Now that we’ve looked at the basics of how turns work and how they differ between rhythm and smooth dance styles, what are the qualities behind a well-executed dance spin? As you practice, you will gradually increase your mastery over each of these 5 elements, allowing you to make every turn unique, and uniquely yours.


A dance spin without balance is like a plane taking off with low fuel – the beginning might go well, but the landing is likely to be rough.

‘Balanced’ in this case means being able to stop and hold on a foot without falling over. Practice this before you work on anything else.

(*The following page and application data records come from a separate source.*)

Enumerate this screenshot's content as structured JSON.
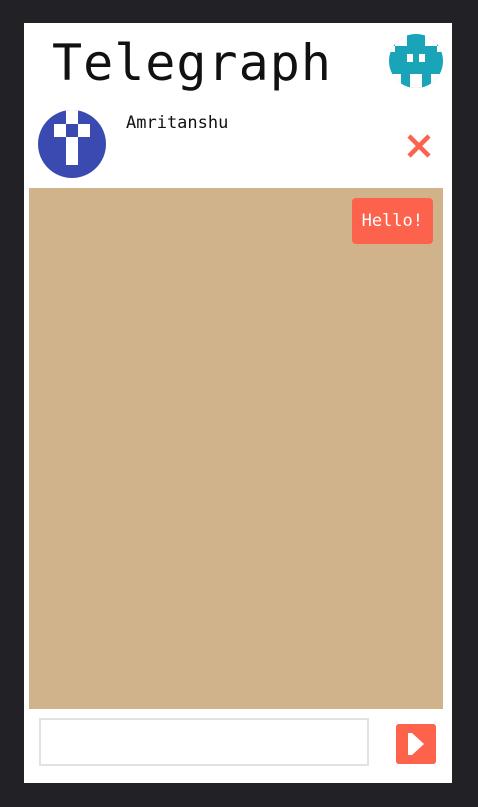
{
  "app": {
    "title": "Telegraph",
    "current_user_avatar_icon": "identicon-avatar-icon",
    "current_user_avatar_color": "#1aa4b8"
  },
  "chat": {
    "contact": {
      "name": "Amritanshu",
      "avatar_icon": "identicon-avatar-icon",
      "avatar_color": "#3b4ab0"
    },
    "close_icon": "close-icon",
    "background_color": "#d1b38b",
    "messages": [
      {
        "text": "Hello!",
        "direction": "outgoing",
        "bubble_color": "#fd624c"
      }
    ]
  },
  "composer": {
    "input_value": "",
    "input_placeholder": "",
    "send_icon": "send-icon",
    "accent_color": "#fd624c"
  }
}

Your connection with your partner during a dance spin is what helps you know where they are, and allows the leader to guide the follower through more challenging steps. Keep a strong frame, with your turning arm in an L-shape in front of you, and remember that connection is just as important when entering and leaving a dance spin as well.


Once you’ve got balance and connection figured out, we can start getting creative. How fast you spin is tied to the beat of course, but what if you want to syncopate it (turn twice as fast over the usual number of beats), or slow it down to make it dramatic or fill the music better? Varying the speed of your dance spins help you stand out from the average dancer.


Coupled with speed is the sharpness of a dance spin – that is, how quickly we snap from stationary to turning, to stationary again. This also depends on the music:

A sharper turn conveys power and precision, and is often matched with sharper staccato notes, as in many tangos, for instance.

Less sharp dance spins have a softer quality, and might be used in gentler dances like waltzes or American rumbas.


Finally, there’s arm and body-shaping you can add to further personalize your dance spins. No one style works for all spins, so practice them in the patterns you plan to use them in. For instance, a salsa free spin might include a double hair comb, with hands sweeping down the sides of the body. A waltz box with underarm turn is usually more elegant, with the free arm sweeping up over the head and deliberately lowering to frame your opposite cheek. Expect people to start complimenting you after dances if you can pull these off well!

It’s important to always fall back to balance and connection if you have trouble with the other elements – otherwise, you’re just building the roof while the ground floor collapses. In our next section, we start looking at specific turns, with some important advice to get you started on mastering each one!